|International Classification||H04L1/00, H04N7/66|
|Cooperative Classification||H04L1/0057, H04L1/0075, H04L1/0072|
|European Classification||H04L1/00B11, H04L1/00B8, H04N7/66, H04L1/00B7B|
|Nov 5, 1997||AS||Assignment|
Owner name: ROBERT BOSCH GMBH, GERMANY
Free format text: ASSIGNMENT OF ASSIGNORS INTEREST;ASSIGNOR:FISCHER, RALF;REEL/FRAME:008789/0298
Effective date: 19970616
|Dec 19, 2002||FPAY||Fee payment|
Year of fee payment: 4
|Apr 14, 2003||AS||Assignment|
Owner name: ALLERGAN, INC., CALIFORNIA
Free format text: ASSIGNMENT OF ASSIGNORS INTEREST;ASSIGNORS:ALERGAN SALES, LLC (FORMERLY IN THE NAME OF VISION PHARMACEUTICALS L.P.;ALLERGAN- WITH WACO OR DUPONT ADDRESS;REEL/FRAME:013933/0496
Effective date: 20030404
|Jan 8, 2007||FPAY||Fee payment|
Year of fee payment: 8

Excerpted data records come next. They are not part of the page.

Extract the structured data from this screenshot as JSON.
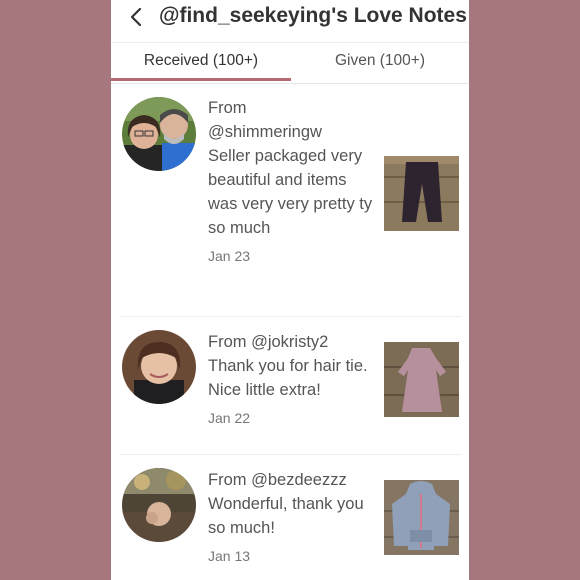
{
  "header": {
    "title": "@find_seekeying's Love Notes"
  },
  "tabs": [
    {
      "label": "Received (100+)",
      "active": true
    },
    {
      "label": "Given (100+)",
      "active": false
    }
  ],
  "notes": [
    {
      "from_prefix": "From",
      "user": "@shimmeringw",
      "message": "Seller packaged very beautiful and items was very very pretty ty so much",
      "date": "Jan 23"
    },
    {
      "from_prefix": "From",
      "user": "@jokristy2",
      "message": "Thank you for hair tie. Nice little extra!",
      "date": "Jan 22"
    },
    {
      "from_prefix": "From",
      "user": "@bezdeezzz",
      "message": "Wonderful, thank you so much!",
      "date": "Jan 13"
    }
  ],
  "colors": {
    "background": "#a6787e",
    "accent": "#b66b74",
    "text": "#555555"
  },
  "icons": {
    "back": "chevron-left-icon"
  }
}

|Jan 5, 2011||FPAY||Fee payment|
Year of fee payment: 12